AS Alex Salmond prepares to take to the stage at the Fringe next month, we asked a panel of comedians and performers what the former first minister can expect on his festival debut.
Titled Alex Salmond Unleashed, the event will take the form of a chat show, with promotional material promising a different guest from the worlds of politics, sport and showbiz every night.
The ex-SNP leader, who lost his Westminster seat in June’s general election, pledged to dish the dirt on political rivals during the one hour show, set to run every day at 1.45pm from August 13-27 at the Assembly Rooms.
Promoters have promised “a bit of light-hearted banter and a few behind the scenes revelations about his time in power”.
‘Don’t engage with hecklers’
Karen Koren is the founder and artistic director of the Gilded Balloon, helping to kick-start the career of acts including Tim Minchin, Bill Bailey and Johnny Vegas.
In their 32nd year of promoting shows at the festival, Gilded Balloon hosts Scottish comic Craig Ferguson in a series of performances being broadcast live to the US on Sirius XM Satellite Radio.
She said: “I think having Alex Salmond perform at the Fringe is a massive coup for the festival. He knows exactly what he’s doing and exactly the type of audience he will attract, so I don’t think he needs that confidence boost ahead of his debut.”
“If I had to give him one piece of advice, it would be not to engage too heavily with hecklers. Audiences want to hear what he has to say and if he spends all his time running down a member of the crowd, it’s going to get boring very quickly. Just put him or her down and move on.”
‘Don’t mention the referendum’
Stand up, podcaster and viral video maker Ashley Storrie will be performing her Morning Glory show at the Laughing Horse at the Counting House as part of the Free Fringe from August 3-27.
She said: “Firstly Alex, don’t mention the referendum, it really divides an audience. You should pack a lunch from home as fast food in Edinburgh is extortionate. Reviewers might be mean but that’s probably just because they’re jealous or Tories or both.
“You might not get your own BBC 3 series straight away, despite what that fast talking person told you at the ‘performers bar’.
“And prepare to be in the minority as a Scottish act at a Scottish festival – we’re like unicorns.
“More than anything else though, in all seriousness, have fun and rest easy in the knowledge you’re already independently wealthy and unlike the rest of us, this month won’t bankrupt you.”

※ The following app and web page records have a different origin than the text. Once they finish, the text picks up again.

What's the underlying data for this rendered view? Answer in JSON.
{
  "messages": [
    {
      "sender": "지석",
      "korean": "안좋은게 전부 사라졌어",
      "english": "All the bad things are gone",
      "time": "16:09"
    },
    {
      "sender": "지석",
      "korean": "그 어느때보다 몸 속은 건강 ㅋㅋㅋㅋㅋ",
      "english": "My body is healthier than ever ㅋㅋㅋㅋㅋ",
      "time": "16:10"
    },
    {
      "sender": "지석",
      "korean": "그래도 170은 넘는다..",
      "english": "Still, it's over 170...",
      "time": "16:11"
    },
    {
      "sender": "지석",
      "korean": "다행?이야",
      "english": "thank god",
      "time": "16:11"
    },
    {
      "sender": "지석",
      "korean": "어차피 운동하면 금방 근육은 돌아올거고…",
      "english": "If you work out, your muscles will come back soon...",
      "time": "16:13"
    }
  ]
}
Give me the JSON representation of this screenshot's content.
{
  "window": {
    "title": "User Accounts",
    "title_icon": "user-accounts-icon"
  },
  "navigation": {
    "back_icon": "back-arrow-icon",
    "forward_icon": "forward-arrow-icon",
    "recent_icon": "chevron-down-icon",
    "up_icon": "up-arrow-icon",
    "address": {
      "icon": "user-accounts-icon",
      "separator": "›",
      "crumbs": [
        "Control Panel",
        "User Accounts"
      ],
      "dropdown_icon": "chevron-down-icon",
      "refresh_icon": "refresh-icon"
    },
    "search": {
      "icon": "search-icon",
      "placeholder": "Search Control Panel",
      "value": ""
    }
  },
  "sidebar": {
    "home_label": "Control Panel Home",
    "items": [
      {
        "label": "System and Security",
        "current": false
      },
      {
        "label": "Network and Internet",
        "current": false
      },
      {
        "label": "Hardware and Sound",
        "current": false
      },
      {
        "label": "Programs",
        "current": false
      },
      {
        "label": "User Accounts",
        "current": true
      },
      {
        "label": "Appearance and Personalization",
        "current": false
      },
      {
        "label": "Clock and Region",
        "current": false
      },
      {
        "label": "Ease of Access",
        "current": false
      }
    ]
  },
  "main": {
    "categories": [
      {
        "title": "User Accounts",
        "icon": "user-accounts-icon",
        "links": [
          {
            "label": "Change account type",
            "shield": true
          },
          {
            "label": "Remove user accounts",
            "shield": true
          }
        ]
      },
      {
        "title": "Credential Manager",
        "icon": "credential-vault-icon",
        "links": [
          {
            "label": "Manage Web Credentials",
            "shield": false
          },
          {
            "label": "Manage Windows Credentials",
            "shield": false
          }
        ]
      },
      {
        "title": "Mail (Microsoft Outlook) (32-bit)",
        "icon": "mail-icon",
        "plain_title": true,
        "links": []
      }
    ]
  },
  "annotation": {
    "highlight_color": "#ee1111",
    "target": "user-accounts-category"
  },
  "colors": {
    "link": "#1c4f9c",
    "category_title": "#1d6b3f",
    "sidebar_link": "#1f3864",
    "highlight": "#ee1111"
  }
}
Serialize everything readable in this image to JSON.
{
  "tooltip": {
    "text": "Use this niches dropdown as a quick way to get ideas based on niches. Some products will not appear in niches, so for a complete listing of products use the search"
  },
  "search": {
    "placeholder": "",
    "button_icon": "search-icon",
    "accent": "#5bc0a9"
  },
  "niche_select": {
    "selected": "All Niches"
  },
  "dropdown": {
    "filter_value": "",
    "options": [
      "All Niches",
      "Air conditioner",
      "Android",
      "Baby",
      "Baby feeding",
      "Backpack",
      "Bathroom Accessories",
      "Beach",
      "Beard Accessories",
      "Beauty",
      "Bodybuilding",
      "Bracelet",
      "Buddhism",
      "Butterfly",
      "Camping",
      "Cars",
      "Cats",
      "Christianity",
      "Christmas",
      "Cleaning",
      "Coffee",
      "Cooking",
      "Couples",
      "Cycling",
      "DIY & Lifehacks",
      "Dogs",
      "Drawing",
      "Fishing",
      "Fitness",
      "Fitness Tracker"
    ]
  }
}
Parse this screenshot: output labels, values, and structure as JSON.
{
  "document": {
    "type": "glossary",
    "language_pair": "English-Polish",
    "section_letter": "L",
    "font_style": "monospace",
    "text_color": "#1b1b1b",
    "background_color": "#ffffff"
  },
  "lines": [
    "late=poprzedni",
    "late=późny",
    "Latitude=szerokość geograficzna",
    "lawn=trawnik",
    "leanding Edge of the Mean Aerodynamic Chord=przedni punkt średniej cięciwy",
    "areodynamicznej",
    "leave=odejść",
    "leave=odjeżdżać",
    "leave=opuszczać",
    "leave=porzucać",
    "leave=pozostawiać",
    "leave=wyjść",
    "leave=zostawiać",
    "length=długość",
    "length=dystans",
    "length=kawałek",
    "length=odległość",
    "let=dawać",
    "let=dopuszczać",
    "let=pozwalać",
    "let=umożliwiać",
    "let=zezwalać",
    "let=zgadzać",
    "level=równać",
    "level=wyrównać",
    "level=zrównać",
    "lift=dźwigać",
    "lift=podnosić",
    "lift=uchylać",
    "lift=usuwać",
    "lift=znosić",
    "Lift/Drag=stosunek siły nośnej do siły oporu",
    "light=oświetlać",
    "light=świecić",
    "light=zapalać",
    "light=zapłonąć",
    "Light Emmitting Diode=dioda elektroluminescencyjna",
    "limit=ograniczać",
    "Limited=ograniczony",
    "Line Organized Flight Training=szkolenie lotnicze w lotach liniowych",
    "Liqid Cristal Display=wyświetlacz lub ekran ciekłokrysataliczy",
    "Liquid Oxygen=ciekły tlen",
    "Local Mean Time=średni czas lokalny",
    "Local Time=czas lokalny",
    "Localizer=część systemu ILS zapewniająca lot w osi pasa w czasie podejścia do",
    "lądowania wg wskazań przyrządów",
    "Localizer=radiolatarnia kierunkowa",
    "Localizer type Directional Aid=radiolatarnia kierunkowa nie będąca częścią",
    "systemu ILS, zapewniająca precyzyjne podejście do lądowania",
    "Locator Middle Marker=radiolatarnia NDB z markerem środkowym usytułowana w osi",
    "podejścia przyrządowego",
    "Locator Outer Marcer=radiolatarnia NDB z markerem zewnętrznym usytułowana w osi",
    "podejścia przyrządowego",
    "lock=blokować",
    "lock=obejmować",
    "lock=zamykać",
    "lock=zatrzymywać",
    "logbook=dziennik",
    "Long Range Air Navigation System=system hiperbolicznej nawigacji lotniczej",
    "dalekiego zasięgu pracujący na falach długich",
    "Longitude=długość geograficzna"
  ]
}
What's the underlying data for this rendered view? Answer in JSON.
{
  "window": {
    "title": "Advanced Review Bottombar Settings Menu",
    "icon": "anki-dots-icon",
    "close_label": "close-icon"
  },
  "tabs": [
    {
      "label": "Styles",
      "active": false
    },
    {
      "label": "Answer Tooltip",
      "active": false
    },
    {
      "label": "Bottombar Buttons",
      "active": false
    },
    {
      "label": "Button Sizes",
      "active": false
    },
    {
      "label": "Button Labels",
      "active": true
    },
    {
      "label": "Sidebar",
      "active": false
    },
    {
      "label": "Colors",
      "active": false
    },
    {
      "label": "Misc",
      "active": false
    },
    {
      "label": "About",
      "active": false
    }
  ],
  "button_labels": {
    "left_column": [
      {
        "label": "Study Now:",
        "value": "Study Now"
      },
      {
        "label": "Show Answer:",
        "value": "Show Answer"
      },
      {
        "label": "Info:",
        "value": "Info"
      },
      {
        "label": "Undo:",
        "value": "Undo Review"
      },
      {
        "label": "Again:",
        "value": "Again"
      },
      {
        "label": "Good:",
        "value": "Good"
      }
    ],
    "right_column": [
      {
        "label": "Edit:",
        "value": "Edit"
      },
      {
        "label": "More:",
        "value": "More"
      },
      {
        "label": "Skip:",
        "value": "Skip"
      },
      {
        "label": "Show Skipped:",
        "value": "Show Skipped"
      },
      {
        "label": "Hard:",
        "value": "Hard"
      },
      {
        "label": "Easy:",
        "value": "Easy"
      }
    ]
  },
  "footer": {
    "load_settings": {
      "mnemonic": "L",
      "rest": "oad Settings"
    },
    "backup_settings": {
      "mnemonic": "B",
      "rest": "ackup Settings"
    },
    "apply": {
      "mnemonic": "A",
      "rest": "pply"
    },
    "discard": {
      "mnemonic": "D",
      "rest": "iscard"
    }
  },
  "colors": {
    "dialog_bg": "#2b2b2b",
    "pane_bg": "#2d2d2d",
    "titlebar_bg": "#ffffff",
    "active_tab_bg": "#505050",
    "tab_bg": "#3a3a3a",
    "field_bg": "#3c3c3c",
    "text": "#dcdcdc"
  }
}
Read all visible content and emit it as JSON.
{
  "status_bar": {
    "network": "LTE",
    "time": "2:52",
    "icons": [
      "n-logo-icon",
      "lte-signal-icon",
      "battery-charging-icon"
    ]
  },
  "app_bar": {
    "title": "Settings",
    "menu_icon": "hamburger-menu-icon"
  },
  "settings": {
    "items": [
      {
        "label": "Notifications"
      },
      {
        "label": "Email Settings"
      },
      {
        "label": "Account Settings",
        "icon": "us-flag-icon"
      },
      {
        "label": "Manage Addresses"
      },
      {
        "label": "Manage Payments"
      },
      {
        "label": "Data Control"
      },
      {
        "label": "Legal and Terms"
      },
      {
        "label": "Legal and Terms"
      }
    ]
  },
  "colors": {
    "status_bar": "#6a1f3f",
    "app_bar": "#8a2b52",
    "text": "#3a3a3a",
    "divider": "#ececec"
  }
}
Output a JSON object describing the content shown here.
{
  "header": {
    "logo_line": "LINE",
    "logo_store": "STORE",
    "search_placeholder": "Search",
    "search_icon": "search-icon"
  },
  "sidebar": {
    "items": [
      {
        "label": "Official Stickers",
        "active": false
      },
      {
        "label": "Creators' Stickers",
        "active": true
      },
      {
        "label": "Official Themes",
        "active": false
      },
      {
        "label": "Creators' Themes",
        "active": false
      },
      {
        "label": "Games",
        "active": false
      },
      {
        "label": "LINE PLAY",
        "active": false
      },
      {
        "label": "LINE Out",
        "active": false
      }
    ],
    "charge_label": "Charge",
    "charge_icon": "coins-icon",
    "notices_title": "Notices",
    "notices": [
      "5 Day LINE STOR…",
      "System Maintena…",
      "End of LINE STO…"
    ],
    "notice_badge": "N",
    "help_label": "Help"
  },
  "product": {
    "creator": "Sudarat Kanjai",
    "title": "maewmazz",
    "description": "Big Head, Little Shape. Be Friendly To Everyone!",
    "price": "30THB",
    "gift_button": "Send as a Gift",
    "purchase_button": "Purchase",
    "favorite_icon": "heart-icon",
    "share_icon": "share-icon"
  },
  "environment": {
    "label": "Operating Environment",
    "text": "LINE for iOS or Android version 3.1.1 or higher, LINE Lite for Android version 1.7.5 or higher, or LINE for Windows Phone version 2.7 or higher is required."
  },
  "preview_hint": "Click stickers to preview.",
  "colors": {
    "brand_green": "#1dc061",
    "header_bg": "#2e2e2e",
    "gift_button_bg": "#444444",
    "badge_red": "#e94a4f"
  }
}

‘Enjoy the experience’
Former Forth One DJ and current BBC Radio Scotland DJ Grant Stott made his Fringe debut in 2016, performing his one man show Grant Stott’s Tales from Behind the Mic at Gilded Balloon Teviot alongside long-term collaborator Andy Gray.
He encouraged the former first minister to enjoy the experience.
He said: “If ever there was a politician that would be perfectly suited to the festival, it’s got to be Alex Salmond.
“Usually I’d advise new performers to prepare thoroughly for their first show, but I don’t think he’ll need to, I think he could go up there and blether for an hour without a script.
“He’ll have fun, he’ll definitely enjoy it. I think it might be a surprise to see how the audience reacts and participates. It’s going to be a different crowd every night, so it’ll be interesting to see how he deals with that.
“This is what the Fringe is all about; expect the unexpected.”
‘Politicians are narcissists’
Scottish comedy reviewer-turned-stand up herself,Fern Brady has previously appeared on BBC series including Russell Howard’s Stand Up Central and Stewart Lee’s Alternative Comedy Experience and completed a sell-out run at last year’s festival.
Her brand new show, Suffer, Fools! runs throughout the festival at The Stand, with tickets priced at £10.00.
She said Salmond should stick to reality TV and said he was “not welcome” at the festival.
She added: “The fact Alex Salmond is doing this is indicative of what we all know deep down: the worst politicians are preening narcissists who love the sound of their own voice more than they care about engineering any positive social change.
“At least comedians have a degree of self-awareness and keep our clowning to the stage.
“He’s not welcome here, tell him to go on I’m A Celebrity or join Ed Balls on that dancing show.”